"Cap" TD decided to take a road-trip down south to see some of his friends and family, and stopped by Fort Bragg on Monday to give us a tour around the area, and bring us more fresh-caught fish. So nice! He took us down to see the town of Mendocino, and along the coast south of there, where we'll be sailing tomorrow. Telling stories of his exploits old and new. He also took us to see the old Makela Boatworks that has built many of the famous wooden fishing boats around here. It reminded us of Jensen's Boatyard in Seattle. The weighs run down to the water just on the other side of the doors. Really COOL old place, a time-warp.
Makela Boatworks weighs run down to the water through the big doors.
"Cap" TD and Heidi at Makela Boatworks
We've had a great time in Fort Bragg and are now looking forward to heading on to Bodega Bay, one of our favorite spots in the world. "Cap" TD grew up there and will be in Bodega this week visiting his friends and family, promising to stop by and see us again, and bring us some hand-line fishing gear. He even called his friends at the marina and reserved our slip already. Thanks TD, so glad we met you!!

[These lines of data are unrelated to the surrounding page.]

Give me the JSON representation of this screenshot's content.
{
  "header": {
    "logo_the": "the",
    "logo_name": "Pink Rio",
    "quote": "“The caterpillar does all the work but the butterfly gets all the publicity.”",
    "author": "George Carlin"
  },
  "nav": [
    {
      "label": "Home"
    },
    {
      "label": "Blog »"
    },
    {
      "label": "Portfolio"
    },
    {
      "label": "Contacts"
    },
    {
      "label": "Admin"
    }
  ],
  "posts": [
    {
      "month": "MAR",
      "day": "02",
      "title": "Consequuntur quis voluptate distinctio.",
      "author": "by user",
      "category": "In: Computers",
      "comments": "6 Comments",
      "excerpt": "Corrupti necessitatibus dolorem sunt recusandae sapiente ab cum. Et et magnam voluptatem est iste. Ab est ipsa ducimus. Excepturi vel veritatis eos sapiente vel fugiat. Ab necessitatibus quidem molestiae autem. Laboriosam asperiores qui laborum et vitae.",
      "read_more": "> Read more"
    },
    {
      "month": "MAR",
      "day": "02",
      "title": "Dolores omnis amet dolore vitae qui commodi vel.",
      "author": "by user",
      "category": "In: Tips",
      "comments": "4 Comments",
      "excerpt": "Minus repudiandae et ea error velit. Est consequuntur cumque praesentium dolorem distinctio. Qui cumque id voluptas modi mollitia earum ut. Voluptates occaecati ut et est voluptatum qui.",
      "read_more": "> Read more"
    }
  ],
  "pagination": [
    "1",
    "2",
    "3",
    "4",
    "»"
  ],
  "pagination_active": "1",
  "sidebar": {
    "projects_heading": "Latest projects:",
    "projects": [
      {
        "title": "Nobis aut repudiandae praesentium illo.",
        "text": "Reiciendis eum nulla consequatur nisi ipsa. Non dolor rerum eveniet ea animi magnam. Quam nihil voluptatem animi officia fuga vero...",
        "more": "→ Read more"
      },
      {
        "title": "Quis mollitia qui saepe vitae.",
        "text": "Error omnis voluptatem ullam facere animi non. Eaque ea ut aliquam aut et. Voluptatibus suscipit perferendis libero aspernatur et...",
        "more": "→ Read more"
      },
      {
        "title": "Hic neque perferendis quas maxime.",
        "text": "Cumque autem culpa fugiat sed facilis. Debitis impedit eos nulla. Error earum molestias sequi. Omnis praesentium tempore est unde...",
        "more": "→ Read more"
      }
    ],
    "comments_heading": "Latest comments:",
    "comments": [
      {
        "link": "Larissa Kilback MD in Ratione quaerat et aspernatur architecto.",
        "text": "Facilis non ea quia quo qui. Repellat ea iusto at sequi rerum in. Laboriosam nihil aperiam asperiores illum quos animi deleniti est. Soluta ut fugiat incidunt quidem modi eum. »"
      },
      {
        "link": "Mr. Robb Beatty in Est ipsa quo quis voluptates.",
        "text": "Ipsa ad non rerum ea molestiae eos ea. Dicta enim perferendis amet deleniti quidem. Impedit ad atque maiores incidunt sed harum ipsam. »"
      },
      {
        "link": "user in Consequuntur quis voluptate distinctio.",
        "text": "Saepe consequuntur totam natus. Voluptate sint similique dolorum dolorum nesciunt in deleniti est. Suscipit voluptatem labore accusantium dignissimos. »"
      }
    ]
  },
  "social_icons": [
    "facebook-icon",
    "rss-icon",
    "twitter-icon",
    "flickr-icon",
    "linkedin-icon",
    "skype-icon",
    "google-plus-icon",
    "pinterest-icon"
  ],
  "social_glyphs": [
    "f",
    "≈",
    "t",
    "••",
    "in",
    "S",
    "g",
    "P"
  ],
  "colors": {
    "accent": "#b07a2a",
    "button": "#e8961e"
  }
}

Tips for Cruisers
Moorage: We stayed at the Noyo Basin Marina. Moorage (as of 9/2015) was $20/night for a 40' slip including power. Call them at 707.964.4719.
Showers/Laundry: Shower keys are available from the marina office at no extra charge, but showers are very funky. Women's shower didn't have any hot water when we were there, men's shower had hot water but building is very cold when you get out. There are no laundry facilities at the marina itself, very bare-bones marina. We didn't do laundry here but there is likely a laundromat in town.
Wifi: Didn't find any wifi here.
Transportation: The south edge of town is about a 1-mile walk (one-way), the far end of town is about 3 miles one-way. There is also nice beach walking. We didn't use any public transport.
Food: Harvest Market grocery store is about 1-mile walk uphill from the marina with a good selections of organic food, bulk items, and healthy groceries. There are also some seafood restaurants directly across the river from the marina (about 100 yards away!) which is about a 2-mile walk around or you can dinghy across.
Sight-seeing: Glass Beach is a 3-mile walk from the marina (one-way), well worth the walk through town which has several museums and historical buildings including the old redwood log mentioned above.
Fuel: Be apprised, there is NO fuel dock at Fort Bragg, fishermen here go to Eureka for fuel.